What you have to do
Repeat the data in full. Drop every picture.

Information given below:

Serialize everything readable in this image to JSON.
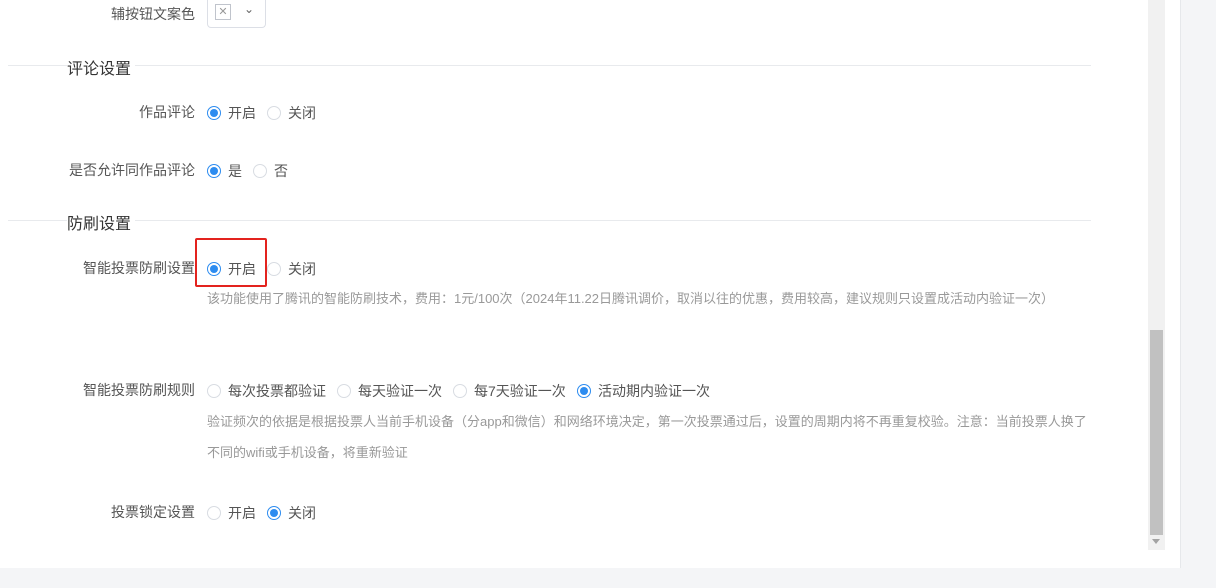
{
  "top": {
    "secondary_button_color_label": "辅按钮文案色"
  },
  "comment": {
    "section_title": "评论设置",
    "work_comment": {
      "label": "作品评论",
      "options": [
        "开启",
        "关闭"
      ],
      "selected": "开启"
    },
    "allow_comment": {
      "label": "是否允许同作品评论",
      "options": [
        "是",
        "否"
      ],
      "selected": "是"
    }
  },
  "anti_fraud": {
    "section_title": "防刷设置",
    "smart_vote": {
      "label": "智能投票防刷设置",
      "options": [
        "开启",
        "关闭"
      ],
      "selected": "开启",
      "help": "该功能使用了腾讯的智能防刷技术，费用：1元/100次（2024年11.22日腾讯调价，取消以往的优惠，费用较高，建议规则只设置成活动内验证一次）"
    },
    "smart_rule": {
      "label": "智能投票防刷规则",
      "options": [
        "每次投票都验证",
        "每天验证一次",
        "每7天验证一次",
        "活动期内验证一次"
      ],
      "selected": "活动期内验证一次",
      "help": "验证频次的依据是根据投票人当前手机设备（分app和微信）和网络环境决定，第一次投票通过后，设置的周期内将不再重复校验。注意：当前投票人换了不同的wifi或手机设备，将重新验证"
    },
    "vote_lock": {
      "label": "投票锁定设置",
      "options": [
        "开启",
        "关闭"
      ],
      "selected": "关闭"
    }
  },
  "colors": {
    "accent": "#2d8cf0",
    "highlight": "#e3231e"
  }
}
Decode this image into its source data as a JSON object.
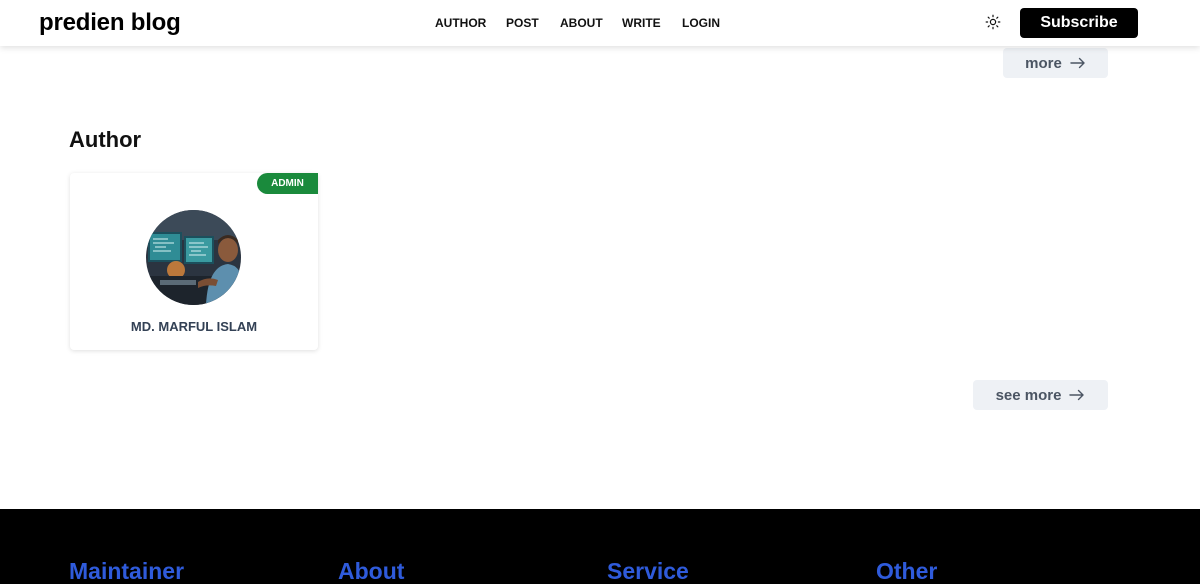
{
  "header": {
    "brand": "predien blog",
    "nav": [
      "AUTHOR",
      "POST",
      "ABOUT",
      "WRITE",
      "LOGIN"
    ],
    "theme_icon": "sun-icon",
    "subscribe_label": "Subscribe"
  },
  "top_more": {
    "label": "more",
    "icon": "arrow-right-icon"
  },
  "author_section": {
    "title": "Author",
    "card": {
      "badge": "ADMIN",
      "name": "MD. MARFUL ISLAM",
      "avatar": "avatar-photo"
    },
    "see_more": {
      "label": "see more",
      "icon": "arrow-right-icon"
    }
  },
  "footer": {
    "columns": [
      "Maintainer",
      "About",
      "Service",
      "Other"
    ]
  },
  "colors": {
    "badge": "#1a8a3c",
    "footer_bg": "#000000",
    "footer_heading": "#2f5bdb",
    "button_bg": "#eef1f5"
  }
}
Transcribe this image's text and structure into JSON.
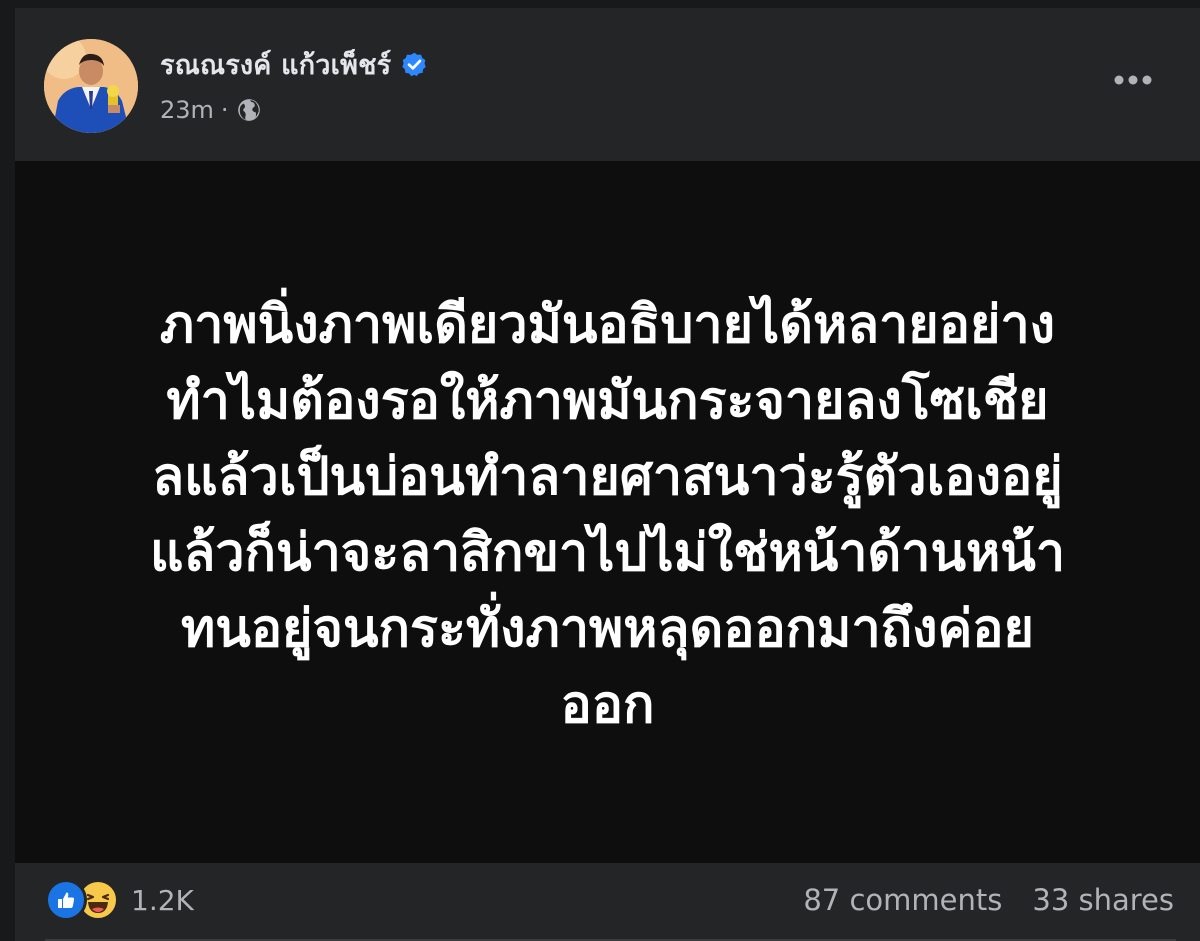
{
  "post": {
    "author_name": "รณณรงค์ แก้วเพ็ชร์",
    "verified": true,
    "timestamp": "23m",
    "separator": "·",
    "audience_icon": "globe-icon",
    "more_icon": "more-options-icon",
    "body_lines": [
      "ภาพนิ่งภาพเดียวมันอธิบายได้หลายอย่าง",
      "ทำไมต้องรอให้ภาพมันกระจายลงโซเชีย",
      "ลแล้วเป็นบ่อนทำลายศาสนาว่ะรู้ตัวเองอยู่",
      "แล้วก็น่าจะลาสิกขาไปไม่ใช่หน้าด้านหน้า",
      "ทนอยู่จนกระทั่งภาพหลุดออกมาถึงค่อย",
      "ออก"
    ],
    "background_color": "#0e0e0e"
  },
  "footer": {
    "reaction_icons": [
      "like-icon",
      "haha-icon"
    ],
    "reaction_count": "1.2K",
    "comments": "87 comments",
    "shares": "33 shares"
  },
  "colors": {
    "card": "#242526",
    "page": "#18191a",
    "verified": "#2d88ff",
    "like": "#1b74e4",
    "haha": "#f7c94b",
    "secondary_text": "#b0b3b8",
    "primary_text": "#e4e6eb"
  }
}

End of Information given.

Exercise answer
Serialize everything readable in this image to JSON.
{
  "top": {
    "secondary_button_color_label": "辅按钮文案色"
  },
  "comment": {
    "section_title": "评论设置",
    "work_comment": {
      "label": "作品评论",
      "options": [
        "开启",
        "关闭"
      ],
      "selected": "开启"
    },
    "allow_comment": {
      "label": "是否允许同作品评论",
      "options": [
        "是",
        "否"
      ],
      "selected": "是"
    }
  },
  "anti_fraud": {
    "section_title": "防刷设置",
    "smart_vote": {
      "label": "智能投票防刷设置",
      "options": [
        "开启",
        "关闭"
      ],
      "selected": "开启",
      "help": "该功能使用了腾讯的智能防刷技术，费用：1元/100次（2024年11.22日腾讯调价，取消以往的优惠，费用较高，建议规则只设置成活动内验证一次）"
    },
    "smart_rule": {
      "label": "智能投票防刷规则",
      "options": [
        "每次投票都验证",
        "每天验证一次",
        "每7天验证一次",
        "活动期内验证一次"
      ],
      "selected": "活动期内验证一次",
      "help": "验证频次的依据是根据投票人当前手机设备（分app和微信）和网络环境决定，第一次投票通过后，设置的周期内将不再重复校验。注意：当前投票人换了不同的wifi或手机设备，将重新验证"
    },
    "vote_lock": {
      "label": "投票锁定设置",
      "options": [
        "开启",
        "关闭"
      ],
      "selected": "关闭"
    }
  },
  "colors": {
    "accent": "#2d8cf0",
    "highlight": "#e3231e"
  }
}
Decode this image into its source data as a JSON object.
{
  "header": {
    "brand": "predien blog",
    "nav": [
      "AUTHOR",
      "POST",
      "ABOUT",
      "WRITE",
      "LOGIN"
    ],
    "theme_icon": "sun-icon",
    "subscribe_label": "Subscribe"
  },
  "top_more": {
    "label": "more",
    "icon": "arrow-right-icon"
  },
  "author_section": {
    "title": "Author",
    "card": {
      "badge": "ADMIN",
      "name": "MD. MARFUL ISLAM",
      "avatar": "avatar-photo"
    },
    "see_more": {
      "label": "see more",
      "icon": "arrow-right-icon"
    }
  },
  "footer": {
    "columns": [
      "Maintainer",
      "About",
      "Service",
      "Other"
    ]
  },
  "colors": {
    "badge": "#1a8a3c",
    "footer_bg": "#000000",
    "footer_heading": "#2f5bdb",
    "button_bg": "#eef1f5"
  }
}
Transcribe this image's text and structure into JSON.
{
  "post": {
    "author_name": "รณณรงค์ แก้วเพ็ชร์",
    "verified": true,
    "timestamp": "23m",
    "separator": "·",
    "audience_icon": "globe-icon",
    "more_icon": "more-options-icon",
    "body_lines": [
      "ภาพนิ่งภาพเดียวมันอธิบายได้หลายอย่าง",
      "ทำไมต้องรอให้ภาพมันกระจายลงโซเชีย",
      "ลแล้วเป็นบ่อนทำลายศาสนาว่ะรู้ตัวเองอยู่",
      "แล้วก็น่าจะลาสิกขาไปไม่ใช่หน้าด้านหน้า",
      "ทนอยู่จนกระทั่งภาพหลุดออกมาถึงค่อย",
      "ออก"
    ],
    "background_color": "#0e0e0e"
  },
  "footer": {
    "reaction_icons": [
      "like-icon",
      "haha-icon"
    ],
    "reaction_count": "1.2K",
    "comments": "87 comments",
    "shares": "33 shares"
  },
  "colors": {
    "card": "#242526",
    "page": "#18191a",
    "verified": "#2d88ff",
    "like": "#1b74e4",
    "haha": "#f7c94b",
    "secondary_text": "#b0b3b8",
    "primary_text": "#e4e6eb"
  }
}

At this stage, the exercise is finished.